It's thrilling to see more models flipping the bird to annoying paparazzi who can't even let them have a meal in Milan. Now, if only they were courageous enough to flip a bird or two on social media, because social media's PC followers policing models, female actors and other talents are out of control. Social media followers are becoming tyrants in the Trump tradition.
Metro UK drops down in Milan (and presumably bought the images from Splash) of Kendall Jenner, Bella Hadid, Stella Maxwell and Kristen Stewart eating spaghetti. The four were in town for Milan Fashion Week, where Kendall, Bella and Stella walked for Versace. Stewart presumably was hanging out with rumored girlfriend Stella Maxwell.
The girls are fighting back. Bella's sister Gigi Hadid covers the July 2018 issue of Vogue Australia, with an interview posted on AOC Monday night.
Gigi Hadid On Social Media Vogue Australia July 2018
Supermodel Gigi Hadid covers the July 2018 issue of Vogue Australia, lensed by Giampaolo Sgura.
"There is no handbook for being in the spotlight."
Interviewed by Zara Wong, Gigi Hadid channels the same self-reflective thoughts expressed by Kendall Jenner. As a fast-rise Instagirls, Hadid knows that she is the product of a love/hate social media echo chamber, one "as unreal as Donald Trump's hair", in the words of VICE.
Kendall Jenner On Social Media ELLE US June 2018
Kendall has also dedicated herself to trying to control her involvement in social media -- with family and followers. “I’ve been doing more Instagram stories, but I give only as much as I’m willing to because I’m still figuring a lot out myself,” she says. It’s safe to assume Jenner is often obligated to share sponsored posts with her 89.2 million Instagram followers. Otherwise, she relishes the control social media affords her. “It’s nice to be able to say, Do I wanna share this? Usually in my life, I don’t really get a choice, especially with paparazzi.” And she can’t stand hanging out with people who are paying more attention to their phones than to the world around them. “It’s an addiction.
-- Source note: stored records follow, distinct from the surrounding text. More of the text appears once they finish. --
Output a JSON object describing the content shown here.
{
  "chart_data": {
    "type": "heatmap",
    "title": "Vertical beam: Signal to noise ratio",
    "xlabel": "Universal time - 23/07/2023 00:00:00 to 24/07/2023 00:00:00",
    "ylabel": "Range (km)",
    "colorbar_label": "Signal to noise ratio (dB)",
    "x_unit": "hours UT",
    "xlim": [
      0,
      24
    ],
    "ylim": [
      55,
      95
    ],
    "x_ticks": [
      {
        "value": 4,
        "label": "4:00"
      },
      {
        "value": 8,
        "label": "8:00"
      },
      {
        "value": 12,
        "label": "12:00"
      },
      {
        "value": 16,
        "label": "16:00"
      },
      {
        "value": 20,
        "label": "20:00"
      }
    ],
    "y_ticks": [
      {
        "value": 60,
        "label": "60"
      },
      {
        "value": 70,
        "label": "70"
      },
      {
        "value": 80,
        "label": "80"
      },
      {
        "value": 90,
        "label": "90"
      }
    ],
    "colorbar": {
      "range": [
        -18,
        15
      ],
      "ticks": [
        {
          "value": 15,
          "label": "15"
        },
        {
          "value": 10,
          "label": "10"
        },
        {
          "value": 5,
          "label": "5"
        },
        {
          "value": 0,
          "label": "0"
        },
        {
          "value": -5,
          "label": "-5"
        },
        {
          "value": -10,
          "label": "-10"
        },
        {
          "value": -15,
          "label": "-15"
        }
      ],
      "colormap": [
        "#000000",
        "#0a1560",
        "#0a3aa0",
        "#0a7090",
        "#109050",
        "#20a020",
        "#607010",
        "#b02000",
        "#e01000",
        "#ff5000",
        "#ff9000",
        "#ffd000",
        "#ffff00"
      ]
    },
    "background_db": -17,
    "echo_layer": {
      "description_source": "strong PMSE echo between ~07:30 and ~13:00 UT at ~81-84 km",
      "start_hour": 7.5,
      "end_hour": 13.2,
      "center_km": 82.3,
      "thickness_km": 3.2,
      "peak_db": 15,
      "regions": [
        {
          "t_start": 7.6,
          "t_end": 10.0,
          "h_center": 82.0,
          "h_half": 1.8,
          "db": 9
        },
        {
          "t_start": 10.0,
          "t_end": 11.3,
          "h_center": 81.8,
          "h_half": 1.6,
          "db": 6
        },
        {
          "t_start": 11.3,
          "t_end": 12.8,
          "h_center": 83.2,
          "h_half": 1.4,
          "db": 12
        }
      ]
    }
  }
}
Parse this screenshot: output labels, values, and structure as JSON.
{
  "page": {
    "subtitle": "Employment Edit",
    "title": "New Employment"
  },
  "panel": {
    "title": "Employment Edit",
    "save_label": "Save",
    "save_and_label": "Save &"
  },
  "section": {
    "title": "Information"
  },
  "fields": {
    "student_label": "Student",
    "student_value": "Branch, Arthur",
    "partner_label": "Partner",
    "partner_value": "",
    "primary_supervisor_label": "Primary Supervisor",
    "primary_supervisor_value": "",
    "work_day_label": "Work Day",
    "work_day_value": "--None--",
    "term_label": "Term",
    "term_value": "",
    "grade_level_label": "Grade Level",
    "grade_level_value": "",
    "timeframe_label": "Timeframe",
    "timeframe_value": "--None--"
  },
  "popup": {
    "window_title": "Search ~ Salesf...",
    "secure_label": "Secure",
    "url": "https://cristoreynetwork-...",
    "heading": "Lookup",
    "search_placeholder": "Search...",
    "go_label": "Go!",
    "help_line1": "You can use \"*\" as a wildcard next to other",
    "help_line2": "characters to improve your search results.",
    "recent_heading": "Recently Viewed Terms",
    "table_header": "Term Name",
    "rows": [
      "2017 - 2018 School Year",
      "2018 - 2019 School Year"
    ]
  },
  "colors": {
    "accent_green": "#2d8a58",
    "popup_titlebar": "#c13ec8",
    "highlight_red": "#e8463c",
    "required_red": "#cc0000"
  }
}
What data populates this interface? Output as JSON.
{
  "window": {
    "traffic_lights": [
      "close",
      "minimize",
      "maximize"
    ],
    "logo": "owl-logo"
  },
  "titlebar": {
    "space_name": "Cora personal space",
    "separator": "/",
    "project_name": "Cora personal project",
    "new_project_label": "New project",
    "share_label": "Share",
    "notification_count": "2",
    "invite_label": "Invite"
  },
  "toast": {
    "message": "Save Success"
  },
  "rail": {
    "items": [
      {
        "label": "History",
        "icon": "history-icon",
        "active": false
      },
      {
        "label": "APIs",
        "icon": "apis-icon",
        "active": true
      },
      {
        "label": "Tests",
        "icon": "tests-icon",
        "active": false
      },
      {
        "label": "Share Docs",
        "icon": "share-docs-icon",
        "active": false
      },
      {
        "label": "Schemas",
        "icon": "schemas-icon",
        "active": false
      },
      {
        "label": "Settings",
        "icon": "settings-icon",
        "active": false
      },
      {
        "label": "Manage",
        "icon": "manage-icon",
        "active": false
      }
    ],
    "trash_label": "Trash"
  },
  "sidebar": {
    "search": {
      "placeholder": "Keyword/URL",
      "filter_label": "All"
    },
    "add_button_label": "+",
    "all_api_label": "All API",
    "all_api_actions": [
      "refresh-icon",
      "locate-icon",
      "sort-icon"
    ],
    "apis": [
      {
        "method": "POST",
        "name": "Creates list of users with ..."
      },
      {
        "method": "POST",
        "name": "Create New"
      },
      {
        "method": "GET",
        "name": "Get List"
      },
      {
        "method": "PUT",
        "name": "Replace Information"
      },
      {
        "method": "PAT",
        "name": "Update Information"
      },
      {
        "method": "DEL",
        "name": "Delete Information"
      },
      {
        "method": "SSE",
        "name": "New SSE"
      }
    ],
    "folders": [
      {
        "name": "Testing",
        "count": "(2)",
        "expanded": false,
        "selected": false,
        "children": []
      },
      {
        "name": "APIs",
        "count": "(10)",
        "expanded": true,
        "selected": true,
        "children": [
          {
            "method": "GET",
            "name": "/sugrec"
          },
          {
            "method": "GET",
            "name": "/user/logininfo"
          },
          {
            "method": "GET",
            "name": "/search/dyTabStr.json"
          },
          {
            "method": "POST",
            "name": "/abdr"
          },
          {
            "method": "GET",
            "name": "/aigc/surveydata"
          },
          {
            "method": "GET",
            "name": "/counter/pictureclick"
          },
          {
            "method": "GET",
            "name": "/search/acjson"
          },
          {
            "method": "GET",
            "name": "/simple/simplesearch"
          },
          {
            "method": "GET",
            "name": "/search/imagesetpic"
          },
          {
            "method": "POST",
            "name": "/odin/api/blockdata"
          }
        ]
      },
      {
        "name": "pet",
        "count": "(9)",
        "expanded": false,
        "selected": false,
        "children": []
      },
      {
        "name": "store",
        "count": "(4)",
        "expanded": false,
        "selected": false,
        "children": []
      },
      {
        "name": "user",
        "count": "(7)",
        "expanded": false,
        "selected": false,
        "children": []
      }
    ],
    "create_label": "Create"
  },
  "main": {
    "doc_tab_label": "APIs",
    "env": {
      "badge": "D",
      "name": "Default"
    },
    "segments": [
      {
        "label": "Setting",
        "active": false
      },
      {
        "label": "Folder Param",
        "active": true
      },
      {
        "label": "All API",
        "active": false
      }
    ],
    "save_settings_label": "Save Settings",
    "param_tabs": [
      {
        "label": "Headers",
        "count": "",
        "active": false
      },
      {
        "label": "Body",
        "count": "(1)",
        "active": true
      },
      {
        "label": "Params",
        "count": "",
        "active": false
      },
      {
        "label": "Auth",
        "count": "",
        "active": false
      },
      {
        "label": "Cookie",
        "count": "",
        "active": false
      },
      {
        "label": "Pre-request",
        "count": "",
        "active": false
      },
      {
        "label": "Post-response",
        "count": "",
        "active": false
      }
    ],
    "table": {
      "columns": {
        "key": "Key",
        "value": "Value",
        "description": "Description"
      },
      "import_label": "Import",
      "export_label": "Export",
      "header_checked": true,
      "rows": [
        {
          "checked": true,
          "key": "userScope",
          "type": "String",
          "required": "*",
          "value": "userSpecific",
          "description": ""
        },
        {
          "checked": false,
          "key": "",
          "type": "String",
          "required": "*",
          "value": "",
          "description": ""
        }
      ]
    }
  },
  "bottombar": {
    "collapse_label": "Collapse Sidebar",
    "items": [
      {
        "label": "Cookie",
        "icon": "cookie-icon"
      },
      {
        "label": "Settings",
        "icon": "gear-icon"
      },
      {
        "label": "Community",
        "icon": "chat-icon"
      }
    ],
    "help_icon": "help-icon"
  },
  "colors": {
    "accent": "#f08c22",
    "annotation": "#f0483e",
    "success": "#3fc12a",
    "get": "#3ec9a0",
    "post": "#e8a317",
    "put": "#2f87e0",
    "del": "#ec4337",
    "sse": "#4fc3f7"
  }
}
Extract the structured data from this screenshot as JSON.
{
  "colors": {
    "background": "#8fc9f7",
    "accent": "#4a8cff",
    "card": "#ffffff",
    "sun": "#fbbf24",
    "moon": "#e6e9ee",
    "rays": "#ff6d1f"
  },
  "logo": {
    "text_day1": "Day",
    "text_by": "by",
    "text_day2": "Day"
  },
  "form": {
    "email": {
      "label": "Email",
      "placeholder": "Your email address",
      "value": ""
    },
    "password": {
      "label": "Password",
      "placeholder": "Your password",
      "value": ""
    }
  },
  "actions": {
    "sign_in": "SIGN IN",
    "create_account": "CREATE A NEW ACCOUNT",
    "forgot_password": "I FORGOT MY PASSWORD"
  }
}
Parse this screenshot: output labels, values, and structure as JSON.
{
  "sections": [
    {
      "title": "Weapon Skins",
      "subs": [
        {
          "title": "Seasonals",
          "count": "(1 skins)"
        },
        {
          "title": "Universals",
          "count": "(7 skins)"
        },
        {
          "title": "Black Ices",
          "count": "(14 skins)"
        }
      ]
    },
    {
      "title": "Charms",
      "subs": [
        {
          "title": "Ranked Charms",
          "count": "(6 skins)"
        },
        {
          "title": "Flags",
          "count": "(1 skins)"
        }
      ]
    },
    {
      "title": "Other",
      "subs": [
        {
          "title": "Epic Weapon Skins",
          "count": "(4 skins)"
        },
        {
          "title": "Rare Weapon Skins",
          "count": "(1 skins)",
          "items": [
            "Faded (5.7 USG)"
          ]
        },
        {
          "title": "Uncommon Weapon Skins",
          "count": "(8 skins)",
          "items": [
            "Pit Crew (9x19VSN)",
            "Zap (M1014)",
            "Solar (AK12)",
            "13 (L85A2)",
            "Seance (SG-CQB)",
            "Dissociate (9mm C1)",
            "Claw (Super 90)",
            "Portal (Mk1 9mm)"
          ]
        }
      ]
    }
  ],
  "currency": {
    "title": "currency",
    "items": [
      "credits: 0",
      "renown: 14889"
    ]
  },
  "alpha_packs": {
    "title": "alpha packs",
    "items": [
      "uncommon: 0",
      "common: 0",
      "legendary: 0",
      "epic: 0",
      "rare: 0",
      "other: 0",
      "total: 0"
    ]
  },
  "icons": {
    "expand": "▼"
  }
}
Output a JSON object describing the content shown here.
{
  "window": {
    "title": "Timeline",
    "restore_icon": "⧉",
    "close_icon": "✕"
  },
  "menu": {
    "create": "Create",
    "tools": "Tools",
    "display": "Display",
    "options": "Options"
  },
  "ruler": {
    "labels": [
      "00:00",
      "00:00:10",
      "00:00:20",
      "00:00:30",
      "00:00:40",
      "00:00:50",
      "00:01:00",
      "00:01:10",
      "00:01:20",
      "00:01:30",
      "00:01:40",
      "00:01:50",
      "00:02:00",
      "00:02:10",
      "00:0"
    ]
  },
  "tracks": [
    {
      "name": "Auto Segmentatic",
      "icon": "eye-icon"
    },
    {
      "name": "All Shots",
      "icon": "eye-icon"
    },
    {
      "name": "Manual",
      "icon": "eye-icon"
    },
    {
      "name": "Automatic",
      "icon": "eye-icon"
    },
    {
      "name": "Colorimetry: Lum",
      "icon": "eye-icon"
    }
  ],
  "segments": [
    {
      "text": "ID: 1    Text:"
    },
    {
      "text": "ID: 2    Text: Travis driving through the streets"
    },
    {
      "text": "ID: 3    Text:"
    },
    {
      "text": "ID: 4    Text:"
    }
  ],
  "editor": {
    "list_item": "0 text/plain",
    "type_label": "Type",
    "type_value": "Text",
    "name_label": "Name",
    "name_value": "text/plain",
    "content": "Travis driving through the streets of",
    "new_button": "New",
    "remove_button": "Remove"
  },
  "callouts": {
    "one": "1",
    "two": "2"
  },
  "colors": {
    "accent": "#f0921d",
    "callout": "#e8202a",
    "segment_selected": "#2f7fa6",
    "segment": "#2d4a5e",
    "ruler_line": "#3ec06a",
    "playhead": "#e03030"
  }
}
I’ll be at dinner with my good friends, and I’ll look at someone on their phone. They’re not texting someone, which I could accept. Maybe they’re talking about something important, or figuring out an email? No, they’re on Instagram and Twitter. It really does irk me. I’m like, ‘Oh my God, you don’t need to see what everyone else is doing! It’s not like you’re sitting in bed right now.’ I strive to not be that person—to not live my life on my phone.”